* Saved entries *
::::

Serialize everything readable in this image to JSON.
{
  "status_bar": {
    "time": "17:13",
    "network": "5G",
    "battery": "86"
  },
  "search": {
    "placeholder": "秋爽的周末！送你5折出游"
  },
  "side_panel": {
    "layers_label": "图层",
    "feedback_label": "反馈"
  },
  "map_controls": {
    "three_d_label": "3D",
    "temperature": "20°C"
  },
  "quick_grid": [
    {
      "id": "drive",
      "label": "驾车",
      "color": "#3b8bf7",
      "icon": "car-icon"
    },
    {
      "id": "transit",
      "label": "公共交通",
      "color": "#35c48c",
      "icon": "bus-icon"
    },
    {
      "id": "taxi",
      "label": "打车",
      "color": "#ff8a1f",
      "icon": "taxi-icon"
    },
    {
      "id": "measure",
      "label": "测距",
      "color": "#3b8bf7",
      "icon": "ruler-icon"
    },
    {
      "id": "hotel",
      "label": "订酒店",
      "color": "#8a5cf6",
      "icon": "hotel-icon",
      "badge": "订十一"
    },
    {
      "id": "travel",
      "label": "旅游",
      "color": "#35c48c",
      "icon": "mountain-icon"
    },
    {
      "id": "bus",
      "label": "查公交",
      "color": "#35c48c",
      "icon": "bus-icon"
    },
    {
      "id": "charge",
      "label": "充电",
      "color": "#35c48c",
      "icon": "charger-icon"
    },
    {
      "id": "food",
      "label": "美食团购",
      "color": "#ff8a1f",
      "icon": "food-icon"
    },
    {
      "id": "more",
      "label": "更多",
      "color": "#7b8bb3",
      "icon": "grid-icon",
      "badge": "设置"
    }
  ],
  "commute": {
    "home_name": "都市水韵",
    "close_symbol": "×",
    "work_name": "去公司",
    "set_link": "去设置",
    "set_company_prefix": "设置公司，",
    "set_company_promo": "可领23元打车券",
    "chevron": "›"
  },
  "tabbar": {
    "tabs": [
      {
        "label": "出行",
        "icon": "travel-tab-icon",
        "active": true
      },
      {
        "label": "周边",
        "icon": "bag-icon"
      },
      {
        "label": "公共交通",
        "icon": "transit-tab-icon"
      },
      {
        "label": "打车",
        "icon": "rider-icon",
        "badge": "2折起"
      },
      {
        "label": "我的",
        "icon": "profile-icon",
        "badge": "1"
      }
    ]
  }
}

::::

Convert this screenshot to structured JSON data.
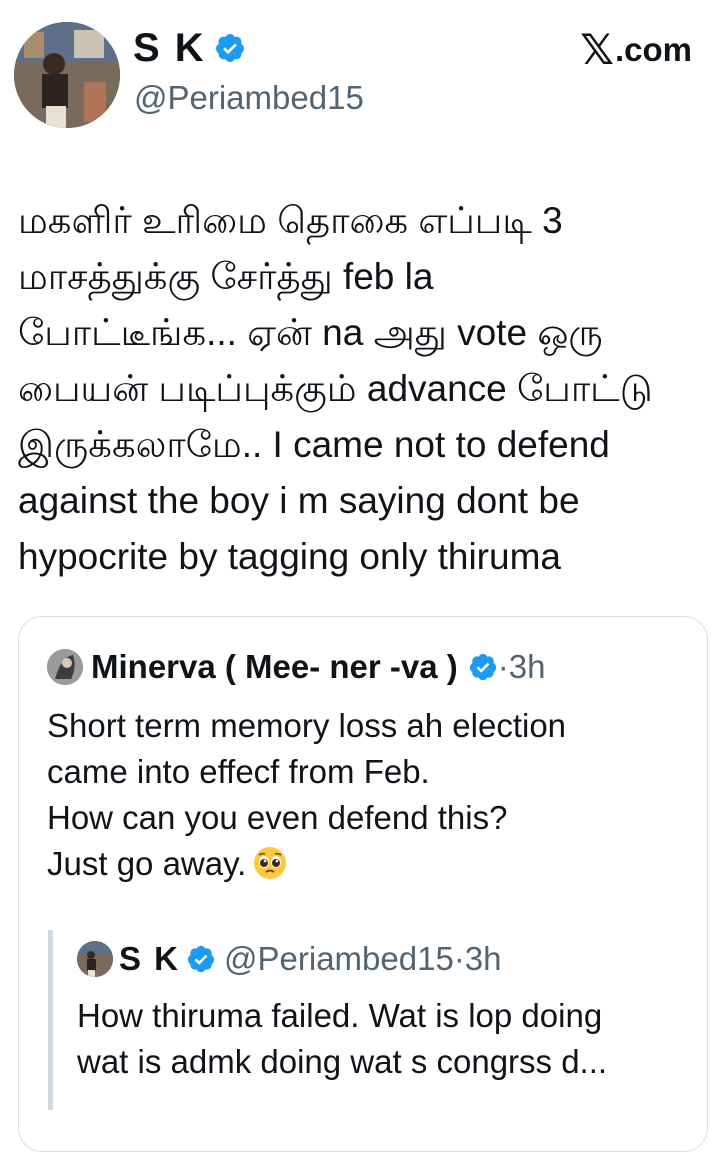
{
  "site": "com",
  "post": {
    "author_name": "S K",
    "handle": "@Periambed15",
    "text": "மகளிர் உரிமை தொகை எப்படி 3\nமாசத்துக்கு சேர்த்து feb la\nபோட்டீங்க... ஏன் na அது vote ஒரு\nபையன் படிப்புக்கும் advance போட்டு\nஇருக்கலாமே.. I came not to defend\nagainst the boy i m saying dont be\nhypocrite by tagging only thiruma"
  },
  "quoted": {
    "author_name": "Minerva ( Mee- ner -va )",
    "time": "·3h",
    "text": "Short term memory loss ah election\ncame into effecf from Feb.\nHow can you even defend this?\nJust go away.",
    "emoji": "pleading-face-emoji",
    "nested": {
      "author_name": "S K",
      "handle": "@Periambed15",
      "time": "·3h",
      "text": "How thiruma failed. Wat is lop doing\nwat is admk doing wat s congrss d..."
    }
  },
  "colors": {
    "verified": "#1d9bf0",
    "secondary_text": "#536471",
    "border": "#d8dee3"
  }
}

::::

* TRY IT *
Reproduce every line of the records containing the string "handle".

* PROBLEM SOLUTION *
    "handle": "@Periambed15",
      "handle": "@Periambed15",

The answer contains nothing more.